EXERCISE »
Each and every line below goes into your answer unchanged, but leave out the images.

Page and application data records
○ ○ ○

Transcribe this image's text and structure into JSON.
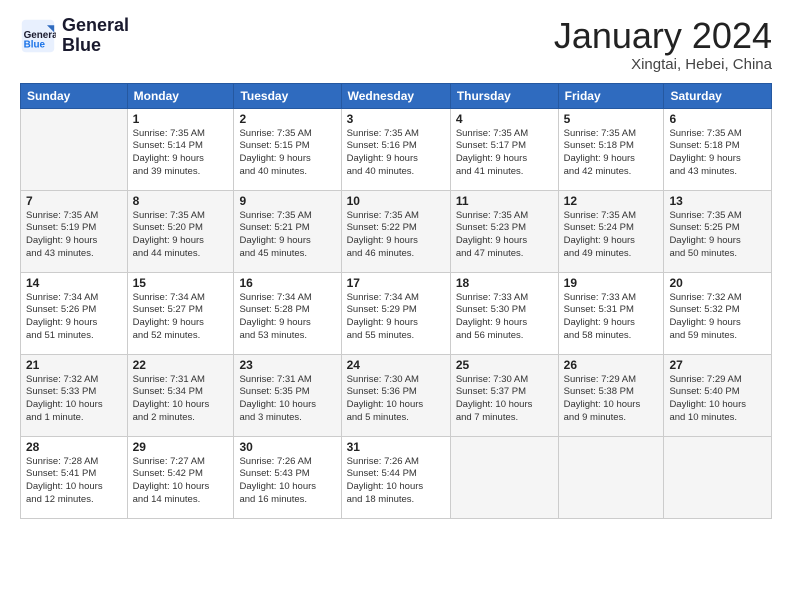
{
  "header": {
    "logo_line1": "General",
    "logo_line2": "Blue",
    "month": "January 2024",
    "location": "Xingtai, Hebei, China"
  },
  "days_of_week": [
    "Sunday",
    "Monday",
    "Tuesday",
    "Wednesday",
    "Thursday",
    "Friday",
    "Saturday"
  ],
  "weeks": [
    [
      {
        "date": "",
        "info": ""
      },
      {
        "date": "1",
        "info": "Sunrise: 7:35 AM\nSunset: 5:14 PM\nDaylight: 9 hours\nand 39 minutes."
      },
      {
        "date": "2",
        "info": "Sunrise: 7:35 AM\nSunset: 5:15 PM\nDaylight: 9 hours\nand 40 minutes."
      },
      {
        "date": "3",
        "info": "Sunrise: 7:35 AM\nSunset: 5:16 PM\nDaylight: 9 hours\nand 40 minutes."
      },
      {
        "date": "4",
        "info": "Sunrise: 7:35 AM\nSunset: 5:17 PM\nDaylight: 9 hours\nand 41 minutes."
      },
      {
        "date": "5",
        "info": "Sunrise: 7:35 AM\nSunset: 5:18 PM\nDaylight: 9 hours\nand 42 minutes."
      },
      {
        "date": "6",
        "info": "Sunrise: 7:35 AM\nSunset: 5:18 PM\nDaylight: 9 hours\nand 43 minutes."
      }
    ],
    [
      {
        "date": "7",
        "info": "Sunrise: 7:35 AM\nSunset: 5:19 PM\nDaylight: 9 hours\nand 43 minutes."
      },
      {
        "date": "8",
        "info": "Sunrise: 7:35 AM\nSunset: 5:20 PM\nDaylight: 9 hours\nand 44 minutes."
      },
      {
        "date": "9",
        "info": "Sunrise: 7:35 AM\nSunset: 5:21 PM\nDaylight: 9 hours\nand 45 minutes."
      },
      {
        "date": "10",
        "info": "Sunrise: 7:35 AM\nSunset: 5:22 PM\nDaylight: 9 hours\nand 46 minutes."
      },
      {
        "date": "11",
        "info": "Sunrise: 7:35 AM\nSunset: 5:23 PM\nDaylight: 9 hours\nand 47 minutes."
      },
      {
        "date": "12",
        "info": "Sunrise: 7:35 AM\nSunset: 5:24 PM\nDaylight: 9 hours\nand 49 minutes."
      },
      {
        "date": "13",
        "info": "Sunrise: 7:35 AM\nSunset: 5:25 PM\nDaylight: 9 hours\nand 50 minutes."
      }
    ],
    [
      {
        "date": "14",
        "info": "Sunrise: 7:34 AM\nSunset: 5:26 PM\nDaylight: 9 hours\nand 51 minutes."
      },
      {
        "date": "15",
        "info": "Sunrise: 7:34 AM\nSunset: 5:27 PM\nDaylight: 9 hours\nand 52 minutes."
      },
      {
        "date": "16",
        "info": "Sunrise: 7:34 AM\nSunset: 5:28 PM\nDaylight: 9 hours\nand 53 minutes."
      },
      {
        "date": "17",
        "info": "Sunrise: 7:34 AM\nSunset: 5:29 PM\nDaylight: 9 hours\nand 55 minutes."
      },
      {
        "date": "18",
        "info": "Sunrise: 7:33 AM\nSunset: 5:30 PM\nDaylight: 9 hours\nand 56 minutes."
      },
      {
        "date": "19",
        "info": "Sunrise: 7:33 AM\nSunset: 5:31 PM\nDaylight: 9 hours\nand 58 minutes."
      },
      {
        "date": "20",
        "info": "Sunrise: 7:32 AM\nSunset: 5:32 PM\nDaylight: 9 hours\nand 59 minutes."
      }
    ],
    [
      {
        "date": "21",
        "info": "Sunrise: 7:32 AM\nSunset: 5:33 PM\nDaylight: 10 hours\nand 1 minute."
      },
      {
        "date": "22",
        "info": "Sunrise: 7:31 AM\nSunset: 5:34 PM\nDaylight: 10 hours\nand 2 minutes."
      },
      {
        "date": "23",
        "info": "Sunrise: 7:31 AM\nSunset: 5:35 PM\nDaylight: 10 hours\nand 3 minutes."
      },
      {
        "date": "24",
        "info": "Sunrise: 7:30 AM\nSunset: 5:36 PM\nDaylight: 10 hours\nand 5 minutes."
      },
      {
        "date": "25",
        "info": "Sunrise: 7:30 AM\nSunset: 5:37 PM\nDaylight: 10 hours\nand 7 minutes."
      },
      {
        "date": "26",
        "info": "Sunrise: 7:29 AM\nSunset: 5:38 PM\nDaylight: 10 hours\nand 9 minutes."
      },
      {
        "date": "27",
        "info": "Sunrise: 7:29 AM\nSunset: 5:40 PM\nDaylight: 10 hours\nand 10 minutes."
      }
    ],
    [
      {
        "date": "28",
        "info": "Sunrise: 7:28 AM\nSunset: 5:41 PM\nDaylight: 10 hours\nand 12 minutes."
      },
      {
        "date": "29",
        "info": "Sunrise: 7:27 AM\nSunset: 5:42 PM\nDaylight: 10 hours\nand 14 minutes."
      },
      {
        "date": "30",
        "info": "Sunrise: 7:26 AM\nSunset: 5:43 PM\nDaylight: 10 hours\nand 16 minutes."
      },
      {
        "date": "31",
        "info": "Sunrise: 7:26 AM\nSunset: 5:44 PM\nDaylight: 10 hours\nand 18 minutes."
      },
      {
        "date": "",
        "info": ""
      },
      {
        "date": "",
        "info": ""
      },
      {
        "date": "",
        "info": ""
      }
    ]
  ]
}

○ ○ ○

SOLUTION FOR THIS EXERCISE »
Transcribe this image's text and structure into JSON.
{
  "header": {
    "logo_line1": "General",
    "logo_line2": "Blue",
    "month": "January 2024",
    "location": "Xingtai, Hebei, China"
  },
  "days_of_week": [
    "Sunday",
    "Monday",
    "Tuesday",
    "Wednesday",
    "Thursday",
    "Friday",
    "Saturday"
  ],
  "weeks": [
    [
      {
        "date": "",
        "info": ""
      },
      {
        "date": "1",
        "info": "Sunrise: 7:35 AM\nSunset: 5:14 PM\nDaylight: 9 hours\nand 39 minutes."
      },
      {
        "date": "2",
        "info": "Sunrise: 7:35 AM\nSunset: 5:15 PM\nDaylight: 9 hours\nand 40 minutes."
      },
      {
        "date": "3",
        "info": "Sunrise: 7:35 AM\nSunset: 5:16 PM\nDaylight: 9 hours\nand 40 minutes."
      },
      {
        "date": "4",
        "info": "Sunrise: 7:35 AM\nSunset: 5:17 PM\nDaylight: 9 hours\nand 41 minutes."
      },
      {
        "date": "5",
        "info": "Sunrise: 7:35 AM\nSunset: 5:18 PM\nDaylight: 9 hours\nand 42 minutes."
      },
      {
        "date": "6",
        "info": "Sunrise: 7:35 AM\nSunset: 5:18 PM\nDaylight: 9 hours\nand 43 minutes."
      }
    ],
    [
      {
        "date": "7",
        "info": "Sunrise: 7:35 AM\nSunset: 5:19 PM\nDaylight: 9 hours\nand 43 minutes."
      },
      {
        "date": "8",
        "info": "Sunrise: 7:35 AM\nSunset: 5:20 PM\nDaylight: 9 hours\nand 44 minutes."
      },
      {
        "date": "9",
        "info": "Sunrise: 7:35 AM\nSunset: 5:21 PM\nDaylight: 9 hours\nand 45 minutes."
      },
      {
        "date": "10",
        "info": "Sunrise: 7:35 AM\nSunset: 5:22 PM\nDaylight: 9 hours\nand 46 minutes."
      },
      {
        "date": "11",
        "info": "Sunrise: 7:35 AM\nSunset: 5:23 PM\nDaylight: 9 hours\nand 47 minutes."
      },
      {
        "date": "12",
        "info": "Sunrise: 7:35 AM\nSunset: 5:24 PM\nDaylight: 9 hours\nand 49 minutes."
      },
      {
        "date": "13",
        "info": "Sunrise: 7:35 AM\nSunset: 5:25 PM\nDaylight: 9 hours\nand 50 minutes."
      }
    ],
    [
      {
        "date": "14",
        "info": "Sunrise: 7:34 AM\nSunset: 5:26 PM\nDaylight: 9 hours\nand 51 minutes."
      },
      {
        "date": "15",
        "info": "Sunrise: 7:34 AM\nSunset: 5:27 PM\nDaylight: 9 hours\nand 52 minutes."
      },
      {
        "date": "16",
        "info": "Sunrise: 7:34 AM\nSunset: 5:28 PM\nDaylight: 9 hours\nand 53 minutes."
      },
      {
        "date": "17",
        "info": "Sunrise: 7:34 AM\nSunset: 5:29 PM\nDaylight: 9 hours\nand 55 minutes."
      },
      {
        "date": "18",
        "info": "Sunrise: 7:33 AM\nSunset: 5:30 PM\nDaylight: 9 hours\nand 56 minutes."
      },
      {
        "date": "19",
        "info": "Sunrise: 7:33 AM\nSunset: 5:31 PM\nDaylight: 9 hours\nand 58 minutes."
      },
      {
        "date": "20",
        "info": "Sunrise: 7:32 AM\nSunset: 5:32 PM\nDaylight: 9 hours\nand 59 minutes."
      }
    ],
    [
      {
        "date": "21",
        "info": "Sunrise: 7:32 AM\nSunset: 5:33 PM\nDaylight: 10 hours\nand 1 minute."
      },
      {
        "date": "22",
        "info": "Sunrise: 7:31 AM\nSunset: 5:34 PM\nDaylight: 10 hours\nand 2 minutes."
      },
      {
        "date": "23",
        "info": "Sunrise: 7:31 AM\nSunset: 5:35 PM\nDaylight: 10 hours\nand 3 minutes."
      },
      {
        "date": "24",
        "info": "Sunrise: 7:30 AM\nSunset: 5:36 PM\nDaylight: 10 hours\nand 5 minutes."
      },
      {
        "date": "25",
        "info": "Sunrise: 7:30 AM\nSunset: 5:37 PM\nDaylight: 10 hours\nand 7 minutes."
      },
      {
        "date": "26",
        "info": "Sunrise: 7:29 AM\nSunset: 5:38 PM\nDaylight: 10 hours\nand 9 minutes."
      },
      {
        "date": "27",
        "info": "Sunrise: 7:29 AM\nSunset: 5:40 PM\nDaylight: 10 hours\nand 10 minutes."
      }
    ],
    [
      {
        "date": "28",
        "info": "Sunrise: 7:28 AM\nSunset: 5:41 PM\nDaylight: 10 hours\nand 12 minutes."
      },
      {
        "date": "29",
        "info": "Sunrise: 7:27 AM\nSunset: 5:42 PM\nDaylight: 10 hours\nand 14 minutes."
      },
      {
        "date": "30",
        "info": "Sunrise: 7:26 AM\nSunset: 5:43 PM\nDaylight: 10 hours\nand 16 minutes."
      },
      {
        "date": "31",
        "info": "Sunrise: 7:26 AM\nSunset: 5:44 PM\nDaylight: 10 hours\nand 18 minutes."
      },
      {
        "date": "",
        "info": ""
      },
      {
        "date": "",
        "info": ""
      },
      {
        "date": "",
        "info": ""
      }
    ]
  ]
}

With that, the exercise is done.